Skills Training and Education
Over time, there has been increasing interest and recognition in SCI-related education during rehabilitation. Patient education aims to help patients reintegrate into the community and improve quality of life through instruction on a variety of topics (Bernet et al. 2018; van Wyk et al. 2015). Educational topics that are often addressed include: learning how to self advocate, how to prevent, recognize and respond to adverse health complications, as well as coping strategies (Bernet et al. 2018). As a result, patients learn how to manage their everyday life, take responsibility for their health and assume an active role in the treatment process (van Wyk et al. 2015). Consequently, patients may feel more motivated and confident in their abilities to deal with the physical and psychological consequences of a SCI (van Wyk et al. 2015).
The efficacy of patient education in other chronic diseases, such as diabetes or arthritis, has been well documented. Multiple systematic reviews reported that patient education improves disease specific knowledge (Barlow et al. 2002; Bennett et al. 2009; Shaw et al. 2009; Coster & Norman 2009) and reduces symptoms (Deakin et al. 2005; Gibson et al. 2009; Riemsma et al. 2009; Warsi et al, 2004). However, a lack of research investigating the effects of patient education or educational strategies in individuals with SCI exists.
The majority of skills training and education literature found focused on upper limb function in wheelchair use. The methodological details and results from these studies are presented in Table 3.

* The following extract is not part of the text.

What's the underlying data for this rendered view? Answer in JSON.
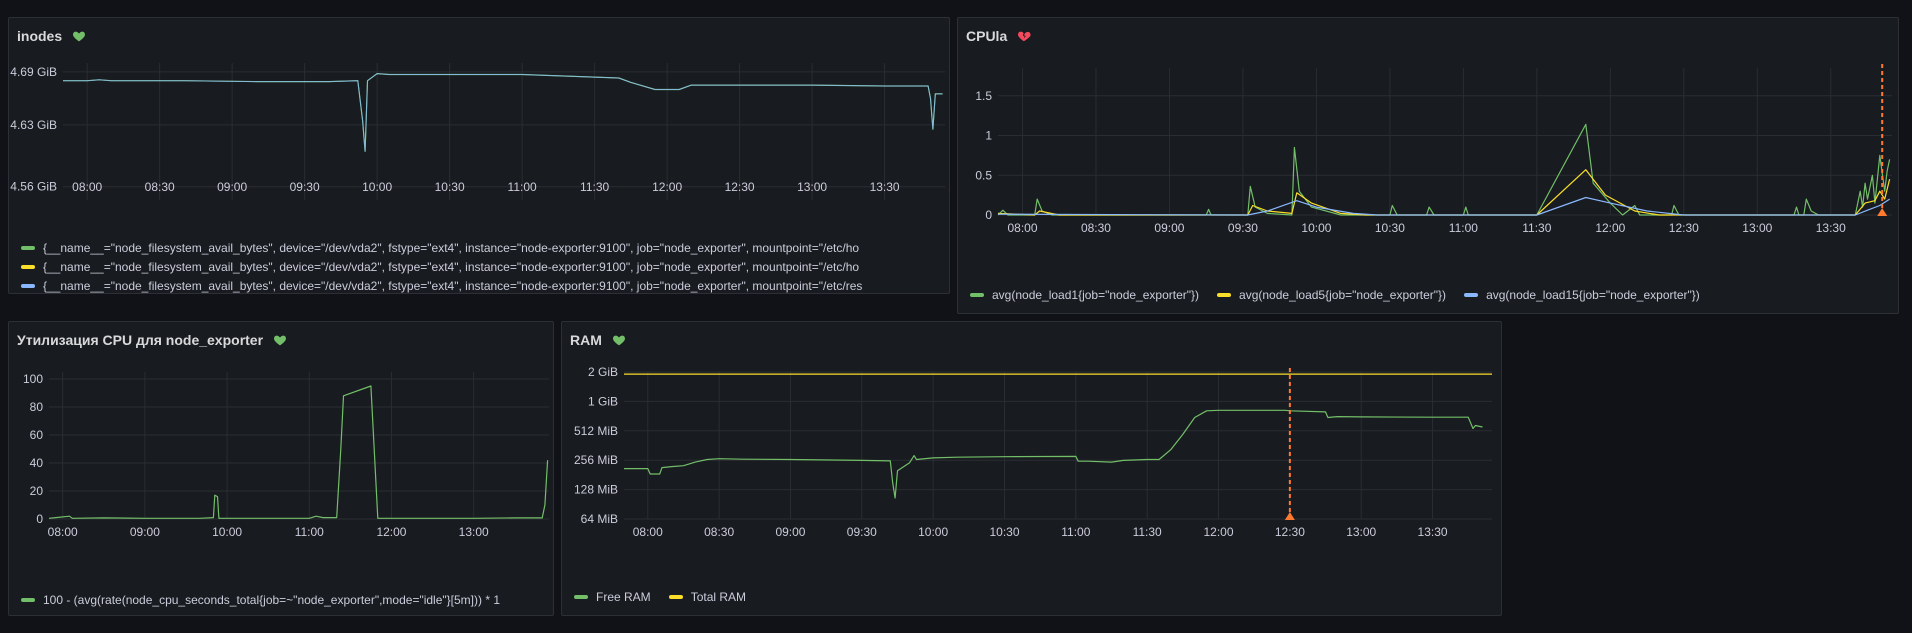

The majority of studies evaluated the effects of wheelchair education on preventing shoulder pain or increasing wheelchair skills. Rice et al. (2014) tested the efficacy of providing educational training using the PVA Clinical Practice Guidelines for Preservation of Upper Limb Function among manual wheelchair users. As a result of educational training, individuals with new SCI were able to increase their wheelchair skills to improve push frequency and length. However, no significant differences were reported in Craig Handicap Assessment and Reporting Technique (CHART) scores. Similarly, Yeo and colleagues found a significant increase in wheelchair skills with educational training (2018). However, both of these studies did not utilize outcome measures reporting on quality of life via ADL task assessment or functional independence measures (FIM). One study found that shoulder exercise education improved shoulder pain, which may translate to improvements in QOL, however this was not objectively measured (Curtis et al. 1999). In summary, providing patient education may improve wheelchair skills and reduce shoulder pain, however, it is unclear whether this directly impacts patient quality of life.
Further research in this area should focus on: (1) practical components of the educational program, (2) determining if differences in propulsion skills result in improvements in pain and/or quality of life, and (3) determining if improvements are maintained over the long-term.
There is level 1b evidence (from two randomized controlled trials: Yeo et al. 2018; Rice et al. 2014) that education improves wheelchair skills.
There is level 2 evidence (from one randomized controlled trial: Curtis et al. 1999) that education about shoulder exercises reduces the intensity and duration of shoulder pain post SCI.